[Provided records]
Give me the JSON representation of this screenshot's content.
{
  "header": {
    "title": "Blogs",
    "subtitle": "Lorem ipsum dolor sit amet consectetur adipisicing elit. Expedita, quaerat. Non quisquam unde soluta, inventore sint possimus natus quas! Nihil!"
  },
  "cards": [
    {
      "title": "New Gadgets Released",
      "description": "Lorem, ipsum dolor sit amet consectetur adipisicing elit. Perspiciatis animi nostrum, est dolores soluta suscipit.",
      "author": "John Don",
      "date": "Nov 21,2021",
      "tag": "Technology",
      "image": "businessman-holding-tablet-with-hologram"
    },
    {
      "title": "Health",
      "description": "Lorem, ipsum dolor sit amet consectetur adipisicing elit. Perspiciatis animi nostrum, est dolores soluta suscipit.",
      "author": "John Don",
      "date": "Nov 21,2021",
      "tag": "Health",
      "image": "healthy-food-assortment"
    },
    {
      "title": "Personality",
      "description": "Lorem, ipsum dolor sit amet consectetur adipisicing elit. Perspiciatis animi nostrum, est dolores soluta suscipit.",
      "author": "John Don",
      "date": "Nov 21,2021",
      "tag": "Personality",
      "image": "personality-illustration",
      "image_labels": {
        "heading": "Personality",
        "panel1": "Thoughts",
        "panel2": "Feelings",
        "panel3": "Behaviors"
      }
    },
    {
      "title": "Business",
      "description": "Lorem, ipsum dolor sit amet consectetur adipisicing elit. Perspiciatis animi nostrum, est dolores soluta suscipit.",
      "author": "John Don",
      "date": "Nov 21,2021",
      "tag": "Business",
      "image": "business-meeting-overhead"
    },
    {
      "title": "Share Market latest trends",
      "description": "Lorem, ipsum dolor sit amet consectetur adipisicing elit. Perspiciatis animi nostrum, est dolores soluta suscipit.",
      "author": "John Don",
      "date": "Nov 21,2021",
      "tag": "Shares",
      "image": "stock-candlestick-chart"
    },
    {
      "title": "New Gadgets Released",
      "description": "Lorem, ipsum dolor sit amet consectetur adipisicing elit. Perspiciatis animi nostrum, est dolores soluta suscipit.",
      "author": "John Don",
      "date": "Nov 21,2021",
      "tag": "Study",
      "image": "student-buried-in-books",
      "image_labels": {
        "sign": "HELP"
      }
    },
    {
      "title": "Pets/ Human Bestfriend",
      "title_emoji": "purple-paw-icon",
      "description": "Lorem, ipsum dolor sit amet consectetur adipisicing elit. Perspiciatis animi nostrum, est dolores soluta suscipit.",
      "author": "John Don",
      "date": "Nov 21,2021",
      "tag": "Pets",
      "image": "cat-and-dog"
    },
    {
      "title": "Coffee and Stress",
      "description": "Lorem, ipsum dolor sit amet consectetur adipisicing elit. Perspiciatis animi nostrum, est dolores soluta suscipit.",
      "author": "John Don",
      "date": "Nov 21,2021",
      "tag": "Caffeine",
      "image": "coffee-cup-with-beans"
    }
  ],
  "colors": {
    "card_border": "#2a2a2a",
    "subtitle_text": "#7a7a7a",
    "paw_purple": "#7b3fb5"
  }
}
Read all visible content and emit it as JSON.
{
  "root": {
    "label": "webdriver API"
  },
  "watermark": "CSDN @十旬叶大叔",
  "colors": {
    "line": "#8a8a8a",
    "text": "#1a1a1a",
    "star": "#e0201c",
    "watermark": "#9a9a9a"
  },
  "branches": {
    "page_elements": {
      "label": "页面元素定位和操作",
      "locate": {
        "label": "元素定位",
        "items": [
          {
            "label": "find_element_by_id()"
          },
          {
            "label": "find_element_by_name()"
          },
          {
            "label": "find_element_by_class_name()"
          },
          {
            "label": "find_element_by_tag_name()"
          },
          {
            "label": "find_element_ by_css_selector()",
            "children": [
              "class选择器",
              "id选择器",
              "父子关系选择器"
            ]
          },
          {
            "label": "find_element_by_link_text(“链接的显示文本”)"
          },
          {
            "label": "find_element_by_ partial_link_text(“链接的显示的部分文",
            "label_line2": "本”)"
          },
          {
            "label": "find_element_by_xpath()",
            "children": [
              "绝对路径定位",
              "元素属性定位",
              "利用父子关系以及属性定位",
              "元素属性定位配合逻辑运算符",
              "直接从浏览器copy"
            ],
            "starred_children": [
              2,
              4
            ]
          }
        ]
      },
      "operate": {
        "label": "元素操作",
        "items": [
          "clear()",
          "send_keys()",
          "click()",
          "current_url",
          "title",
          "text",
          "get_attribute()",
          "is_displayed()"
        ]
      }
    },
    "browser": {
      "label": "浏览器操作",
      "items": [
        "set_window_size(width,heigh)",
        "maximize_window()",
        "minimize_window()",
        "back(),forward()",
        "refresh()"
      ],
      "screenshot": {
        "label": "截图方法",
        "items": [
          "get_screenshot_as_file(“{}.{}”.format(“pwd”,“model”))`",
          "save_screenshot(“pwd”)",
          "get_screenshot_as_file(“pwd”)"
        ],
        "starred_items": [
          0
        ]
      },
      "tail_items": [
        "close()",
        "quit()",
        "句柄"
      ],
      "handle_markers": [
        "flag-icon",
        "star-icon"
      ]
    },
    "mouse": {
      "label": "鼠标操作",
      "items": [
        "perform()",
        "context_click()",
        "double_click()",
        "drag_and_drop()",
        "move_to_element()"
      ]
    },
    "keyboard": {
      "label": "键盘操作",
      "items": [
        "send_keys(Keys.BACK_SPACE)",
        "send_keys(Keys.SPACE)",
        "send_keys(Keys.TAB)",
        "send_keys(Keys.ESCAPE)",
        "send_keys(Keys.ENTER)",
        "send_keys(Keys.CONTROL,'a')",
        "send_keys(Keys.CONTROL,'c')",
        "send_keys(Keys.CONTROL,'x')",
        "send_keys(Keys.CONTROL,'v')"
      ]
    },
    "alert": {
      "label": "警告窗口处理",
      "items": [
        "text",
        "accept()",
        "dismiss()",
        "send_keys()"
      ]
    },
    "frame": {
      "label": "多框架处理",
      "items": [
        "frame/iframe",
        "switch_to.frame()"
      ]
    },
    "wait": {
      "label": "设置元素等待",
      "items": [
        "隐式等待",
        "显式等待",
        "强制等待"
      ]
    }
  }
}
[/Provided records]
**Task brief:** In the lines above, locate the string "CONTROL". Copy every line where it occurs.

**Written answer:**
        "send_keys(Keys.CONTROL,'a')",
        "send_keys(Keys.CONTROL,'c')",
        "send_keys(Keys.CONTROL,'x')",
        "send_keys(Keys.CONTROL,'v')"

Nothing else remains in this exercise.